But we're never content to let the sleeping dog lie are we? We convince ourselves that we must be missing out on something, why would these guys be making all this snazzy all-terrain footwear if doesn't give the user some unbelievable advantages? So I started trying the recommended classics. Montrail Hardrocks hurt my feet. Yes, I agree you can't feel a single stone through them and I do have persistent PF in one foot, but 50 miles around the rocky northern half of the Anglesey coast path convinced me that they're not for me, it's like running in clogs. The ubiquitous Innov8 Roclite 315's started well, but I have the opposite problem with these; they're great for 10 miles or so then I start to feel every stone.
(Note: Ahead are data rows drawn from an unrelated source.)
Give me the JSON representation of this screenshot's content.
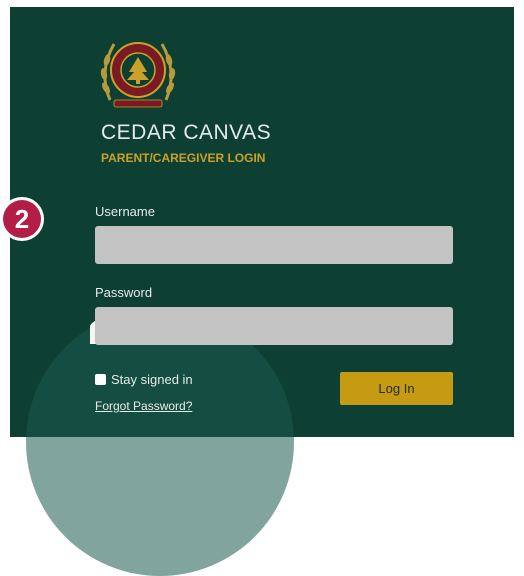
{
  "logo": {
    "icon": "cedar-college-crest-icon",
    "text_top": "CEDAR COLLEGE",
    "motto": "GROWING IN WISDOM"
  },
  "header": {
    "title": "CEDAR CANVAS",
    "subtitle": "PARENT/CAREGIVER LOGIN"
  },
  "badge": {
    "number": "2"
  },
  "form": {
    "username_label": "Username",
    "username_value": "",
    "password_label": "Password",
    "password_value": "",
    "stay_signed_in_label": "Stay signed in",
    "stay_signed_in_checked": false,
    "forgot_password_label": "Forgot Password?",
    "login_button_label": "Log In"
  },
  "colors": {
    "panel_background": "#0e3f33",
    "accent_gold": "#c49b12",
    "subtitle_gold": "#c9a227",
    "badge_red": "#b41e46",
    "field_gray": "#c2c3c2"
  }
}
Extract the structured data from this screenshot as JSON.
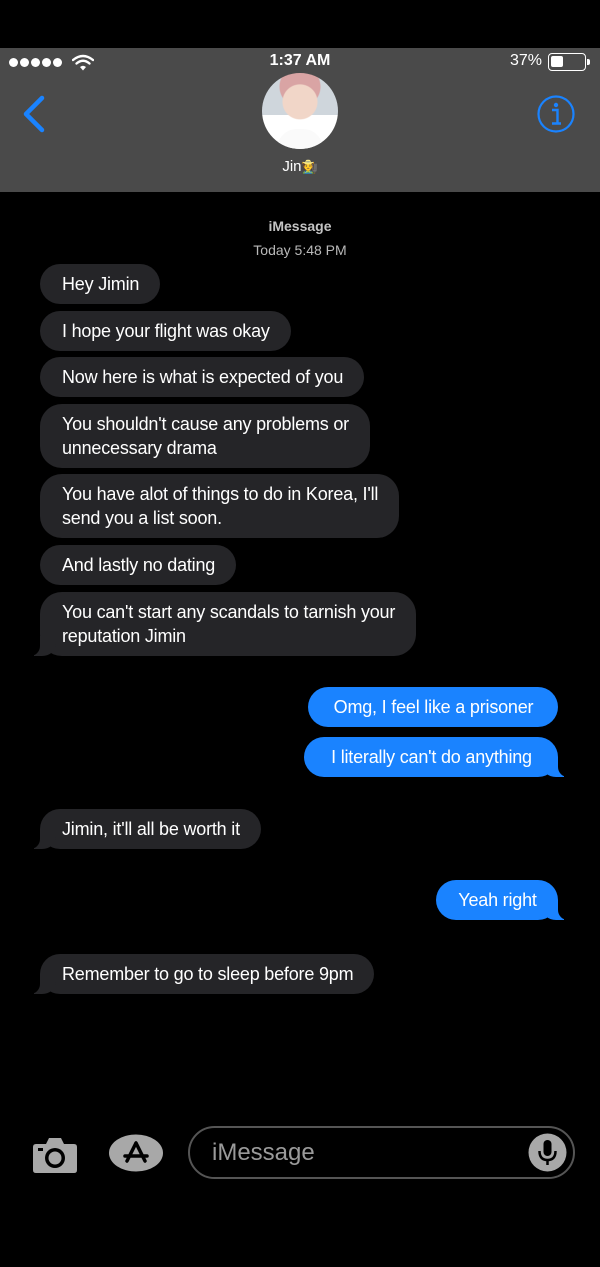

I've found them really great as crag approach shoes in places like the Dolomites, and their lightness really pays off when they're in your rucsac, so I've thoroughly worn them out now and will probably buy another pair - just not for running!

As an aside, I'm not sure if I really understand the advantage of studs versus a more general sole; the studs like you get on the Roclites are great for wet grassy hillsides and muddy fields, but when you get to bits of scrambling over rocks or running over the "ecological" stone paths appearing in most of our upland areas now, racing drivers and rock climbers understand that to get grip on a hard surface you need to get a bit more rubber down than the studs afford. Maybe you just have to compromise here to get the grip on the soft ground when you need it. And I can't even contemplate the ultra-thin footshaped "no shoes" (VFF's ?) that seem to be coming onto our radar now.

So I think I'll stick with the trusty road shoes for a while yet. And yet I'm always a sucker for seduction by a well turned out pair of heels. There's an outdoor shop where I often loiter awhile after visiting my mum, and a couple of weeks ago I couldn't resist a new pair of Salomons (with studs!). I'm waiting for something to wrong, because so far they feel as light as carpet slippers but with enough cushioning to give even my ageing frame some chance of survival. The only problem is that they're such a garish red that Jan says she won't be seen with me until I've got a few layers of mud on them, so yesterday I ran them from Buttermere over to Wasdale and back to start the process. Just call me Imelda.

Apart from the Amsterdam marathon in three weeks my running year is drawing to a close, a real pity about Rotherham being changed from December to October, so I'll take it easy for a few weeks and contemplate what could be on the calendar for next year. I've already entered the Fling and will be up for the WHW if I get a place, and there are a whole host of tempting runs in the UK besides - let's hope 2010 is another great year. Meanwhile I'm off for a week's climbing and some late season sun on the Costa Blanca. Running can wait just a while.


Anonymous said...

Andy. If you were a fish, and the big corporate shoe manufacturers were fishermen, it seems like they may just about have got you hooked! Remember that their principal interest is your £s going to their pockets, not necessarily the well-being of your feet. imho.


Andy Cole said...

Ah Murdo, how right you are! But the point about addicts is that we know we're addicted, we just can't stop....

Brian Mc said...

I too like my shoes so don't be shy about it. I just don't replace them that frequently in order to save cash. :-)

I have given up on Hard Rocks too after the UTMB. They gave me such bad deep heel blisters. Instead I have taken on Mr. Cunningham's advice and am currently trying out Brooks Cascadia. Light, supportive and responsive so far.

Unknown said...

I ran UTMB in Roclites, not 1 blister but yes Balls of feet were a little tender.

The point is with those is you can feel every step so it encourages efficency so that you are less prone to injury.